‘We are going to try and work on the basis of trust with our students’: Senior Medical Adviser speaks on student’s return to campus, new changes to rules

‘We are going to try and work on the basis of trust with our students’: Senior Medical Adviser speaks on student’s return to campus, new changes to rules

Luca Triant, Newscast: Executive Producer

As the spring semester begins on Monday and the majority of students return to campus this weekend, Quinnipiac University has been preparing for the potential impact the pandemic might bring to the school with continuing restrictions and new changes.

One of these major changes made by the school is a new process for students who enter isolation on campus. According to Dr. David Hill, the senior medical adviser at Quinnipiac and professor of medical sciences, the school is following current CDC guidance on isolation: if students on campus are placed in isolation, they will only have to remain for five full days.

Students will then be required to test on the fifth day of their isolation, after which they will be able to return to classes in-person on the sixth day if they test negative. However, Hill recommends students return home for isolation if they can, as spaces are limited.

“For those students who can’t safely return home… we will have isolation spaces on campus,” Hill said. “They are limited… I think we have somewhere around 100 isolation spaces.”

Hill has been leading the university’s efforts in preparing the university for returning students amidst growing cases of Omicron in Connecticut and the nation. Students have already had to test before returning to campus, a move Hill describes as a precaution to getting through the first few weeks safely.

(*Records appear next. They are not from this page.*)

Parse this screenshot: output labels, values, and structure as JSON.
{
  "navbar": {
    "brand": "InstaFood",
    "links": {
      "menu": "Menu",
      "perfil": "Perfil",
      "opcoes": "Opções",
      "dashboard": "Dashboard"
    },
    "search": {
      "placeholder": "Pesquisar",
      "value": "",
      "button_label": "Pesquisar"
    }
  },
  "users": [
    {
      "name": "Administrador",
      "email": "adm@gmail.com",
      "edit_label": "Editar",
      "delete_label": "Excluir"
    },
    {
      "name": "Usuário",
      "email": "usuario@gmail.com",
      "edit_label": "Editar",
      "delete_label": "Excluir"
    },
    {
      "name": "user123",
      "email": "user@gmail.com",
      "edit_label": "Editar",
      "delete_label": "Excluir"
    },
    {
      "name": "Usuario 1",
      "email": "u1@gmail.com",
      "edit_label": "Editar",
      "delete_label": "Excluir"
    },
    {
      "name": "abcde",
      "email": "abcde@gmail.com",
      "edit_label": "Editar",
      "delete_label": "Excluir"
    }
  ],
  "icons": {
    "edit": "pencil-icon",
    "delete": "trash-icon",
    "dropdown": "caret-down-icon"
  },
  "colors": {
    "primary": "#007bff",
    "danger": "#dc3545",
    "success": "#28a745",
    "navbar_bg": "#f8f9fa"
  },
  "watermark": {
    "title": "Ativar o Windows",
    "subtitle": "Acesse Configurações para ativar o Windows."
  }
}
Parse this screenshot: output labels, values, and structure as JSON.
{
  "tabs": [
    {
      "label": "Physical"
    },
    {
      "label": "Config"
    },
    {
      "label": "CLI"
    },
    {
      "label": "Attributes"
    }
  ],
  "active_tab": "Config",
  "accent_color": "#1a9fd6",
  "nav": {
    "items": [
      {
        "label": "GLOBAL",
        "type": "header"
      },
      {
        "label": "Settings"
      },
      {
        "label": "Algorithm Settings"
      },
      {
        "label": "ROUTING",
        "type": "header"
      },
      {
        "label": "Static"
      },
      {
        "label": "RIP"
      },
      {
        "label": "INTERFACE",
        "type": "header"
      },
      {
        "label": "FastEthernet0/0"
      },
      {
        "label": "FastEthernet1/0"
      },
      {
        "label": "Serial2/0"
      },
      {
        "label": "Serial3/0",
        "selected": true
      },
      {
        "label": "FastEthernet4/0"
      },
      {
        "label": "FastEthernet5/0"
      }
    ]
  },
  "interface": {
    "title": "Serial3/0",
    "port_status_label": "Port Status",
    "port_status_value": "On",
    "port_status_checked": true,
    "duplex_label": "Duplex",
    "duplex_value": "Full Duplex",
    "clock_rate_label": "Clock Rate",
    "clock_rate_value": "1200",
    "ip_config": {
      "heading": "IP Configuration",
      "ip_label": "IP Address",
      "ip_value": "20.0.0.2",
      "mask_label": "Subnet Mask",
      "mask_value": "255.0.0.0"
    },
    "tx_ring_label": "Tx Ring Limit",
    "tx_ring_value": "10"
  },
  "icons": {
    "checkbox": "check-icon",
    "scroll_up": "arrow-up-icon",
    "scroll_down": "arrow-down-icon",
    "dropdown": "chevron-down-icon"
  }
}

“I think these first two weeks of students returning are going to perhaps be the most challenging,” Hill said. “We want students who test positive to stay home and that’s why we gave a narrow window of testing, of 24 hours, for the rapid test.”

Hill said that the university made the window of testing tighter this semester. Alongside the shorter gap of time for the rapid tests, students who take PCR tests must have them administered 72 hours before they return to campus. The change, Hill hopes, will help stem the tide if some cases may still break through.

“It’s certainly possible, likely, that we’re going to have students who are returning to campus who will turn positive in the next few days,” Hill said. “We need to be ready for that, we don’t want to overwhelm our system.”

While the spring semester is looking to remain similar to the fall, restrictions are still to continue, with a few changes that have been made over the winter break by Quinnipiac besides new isolation rules. Students are required to obtain a COVID-19 booster shot by Tuesday, Feb. 15 if they wish to remain on campus. A booster clinic will appear on campus between Jan. 31 and Feb. 1 for students who have not gotten their vaccine booster yet.

Amid the continuing restrictions and the new changes, Hill wishes to bring a different look to the response to the pandemic as it shows no sign of going away and may stick around for a long time to come.

“We are going to try and work on the basis of trust with our students,” Hill said. “We want to develop a partnership and maybe that’s part of how we are moving to the new phase of COVID, realizing that COVID is going to be endemic at some point… we want to work with students to make life as straightforward with faculty and staff and with students as possible.”

Hill also believes that life on campus should still be able to continue similarly to last semester despite the variant.

“I’m going to be optimistic that we can do things as we did last semester,” Hill said. “We’re going to have to get over this first couple of weeks… once we’re there unless we have a huge surge… I don’t see any reason we can’t continue to pursue our social, athletic and academic activities as we have.”

Still, Hill warns that despite reports of milder symptoms of the Omicron variant, there is still danger involved to be concerned about when dealing with it.

“Everything that consistently comes up is that Omicron is mild and that we don’t need to worry about it,” Hill said. “Omicron isn’t mild for some people. If we just look at the numbers of hospitalizations and increased deaths nationally and within Connecticut, it’s taken its toll.”

Over the last seven days in Connecticut since Sunday, there have been over 34,000 COVID-19 cases, while 215 people have died of the virus.